What you have to do | A copy is needed of each line in the records that has the word "JSON".

Task inputs |
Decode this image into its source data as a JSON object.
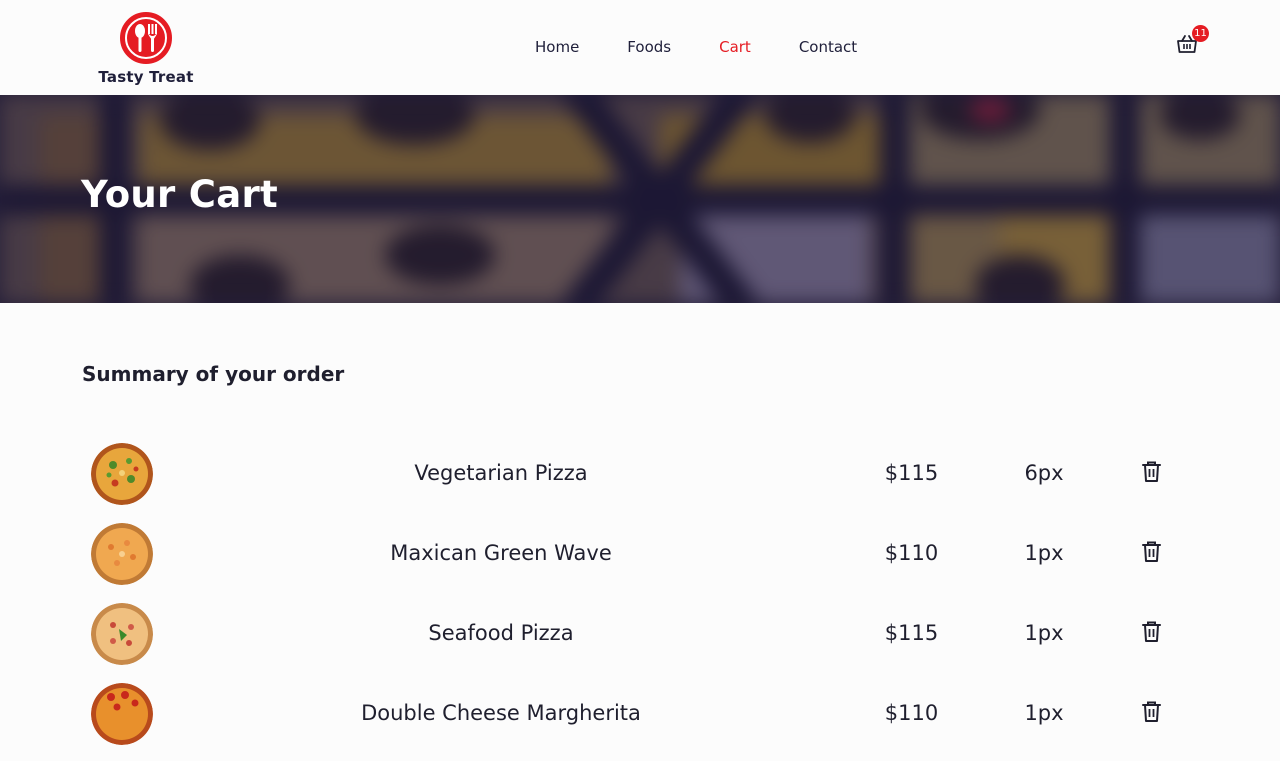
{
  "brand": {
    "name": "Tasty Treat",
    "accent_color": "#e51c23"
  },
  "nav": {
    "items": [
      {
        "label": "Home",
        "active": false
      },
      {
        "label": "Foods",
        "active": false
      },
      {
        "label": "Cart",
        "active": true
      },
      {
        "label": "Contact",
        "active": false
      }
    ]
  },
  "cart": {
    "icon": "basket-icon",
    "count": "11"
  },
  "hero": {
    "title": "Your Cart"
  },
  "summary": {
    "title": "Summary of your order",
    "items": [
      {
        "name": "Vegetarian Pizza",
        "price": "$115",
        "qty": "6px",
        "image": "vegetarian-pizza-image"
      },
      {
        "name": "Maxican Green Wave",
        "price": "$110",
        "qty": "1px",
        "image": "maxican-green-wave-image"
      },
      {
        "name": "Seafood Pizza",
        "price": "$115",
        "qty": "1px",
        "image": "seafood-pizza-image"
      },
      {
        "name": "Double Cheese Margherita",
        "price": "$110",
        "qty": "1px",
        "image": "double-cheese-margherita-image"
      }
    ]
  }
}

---

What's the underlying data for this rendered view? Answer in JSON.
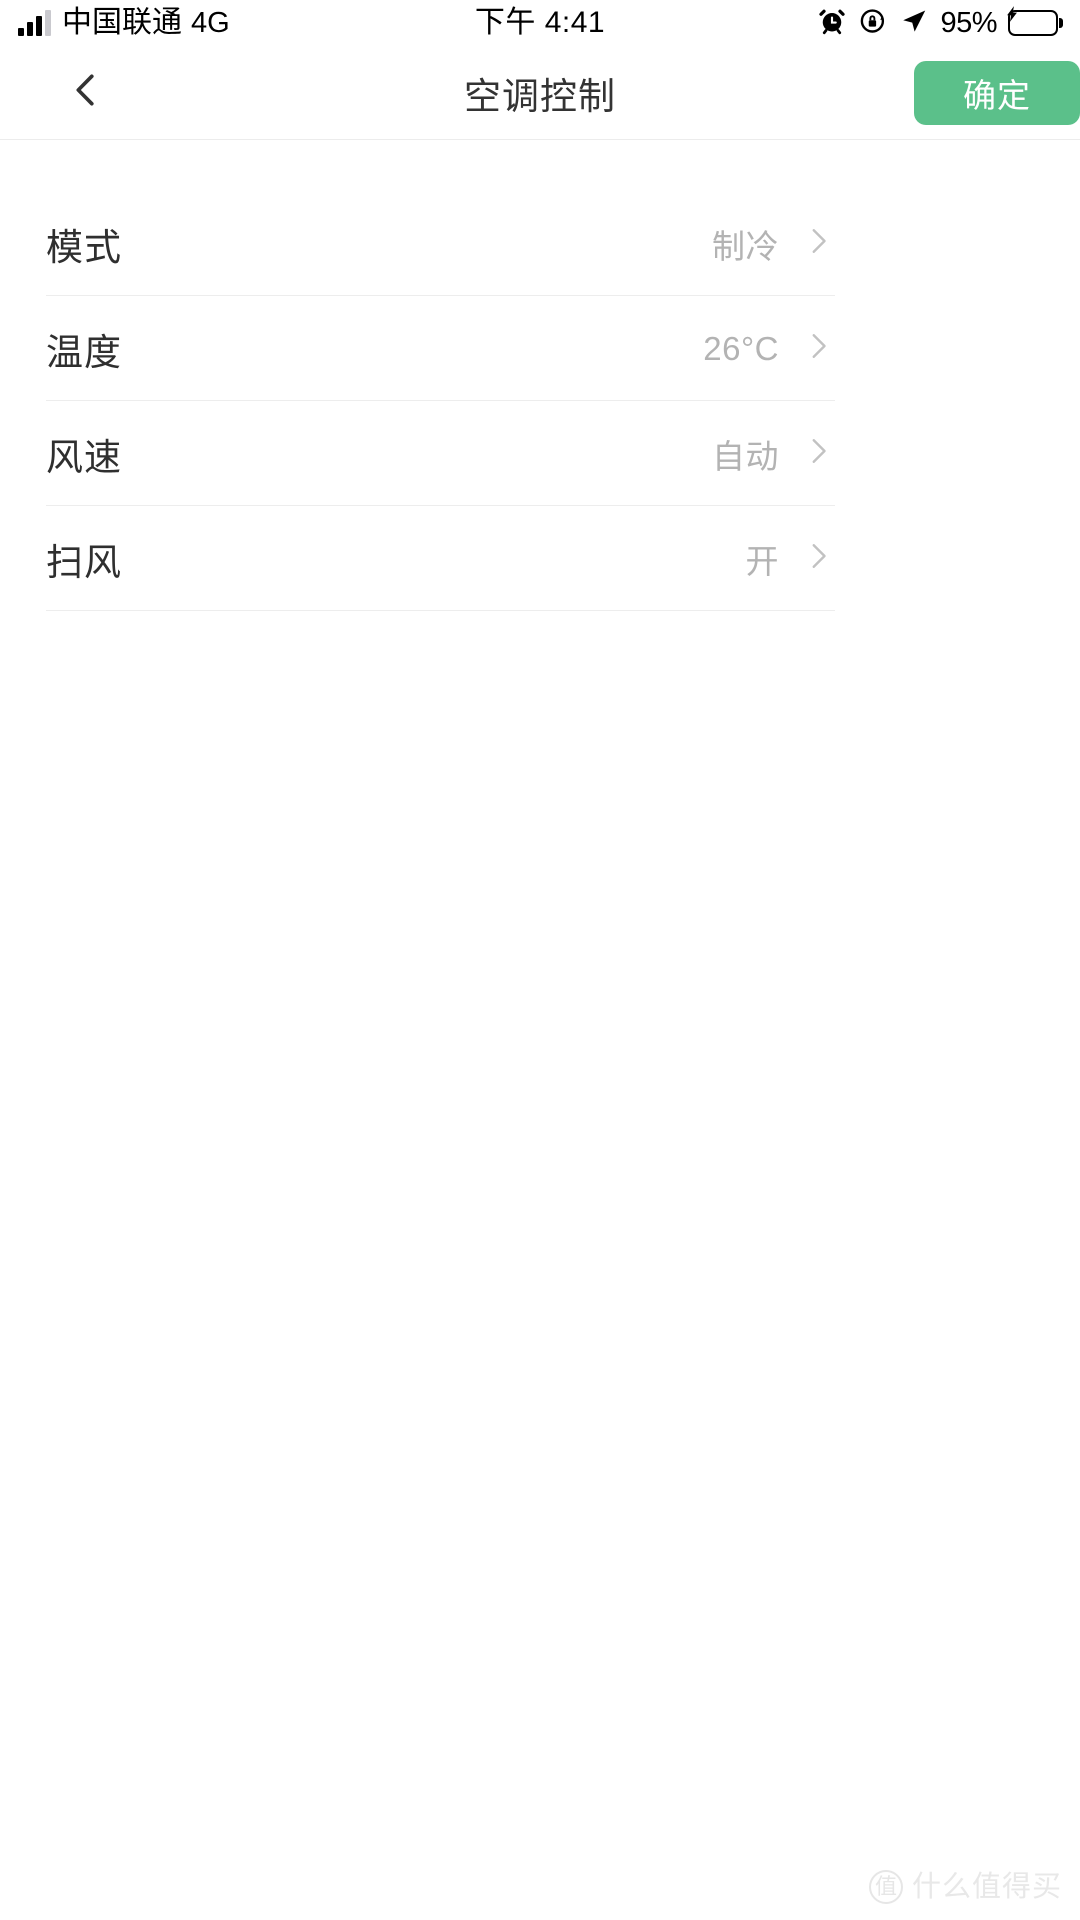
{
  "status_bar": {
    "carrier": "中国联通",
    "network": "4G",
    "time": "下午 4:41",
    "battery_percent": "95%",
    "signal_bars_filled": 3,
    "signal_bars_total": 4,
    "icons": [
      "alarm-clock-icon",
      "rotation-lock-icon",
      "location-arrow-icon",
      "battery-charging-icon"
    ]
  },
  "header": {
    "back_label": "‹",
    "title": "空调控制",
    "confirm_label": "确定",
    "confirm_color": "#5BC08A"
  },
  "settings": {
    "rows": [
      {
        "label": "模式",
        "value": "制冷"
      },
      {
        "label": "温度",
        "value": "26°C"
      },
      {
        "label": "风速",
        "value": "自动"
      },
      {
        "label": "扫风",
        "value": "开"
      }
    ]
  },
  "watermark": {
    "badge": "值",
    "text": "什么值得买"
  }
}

Reply |
Decode this image into its source data as a JSON object.
What's the underlying data for this rendered view? Answer in JSON.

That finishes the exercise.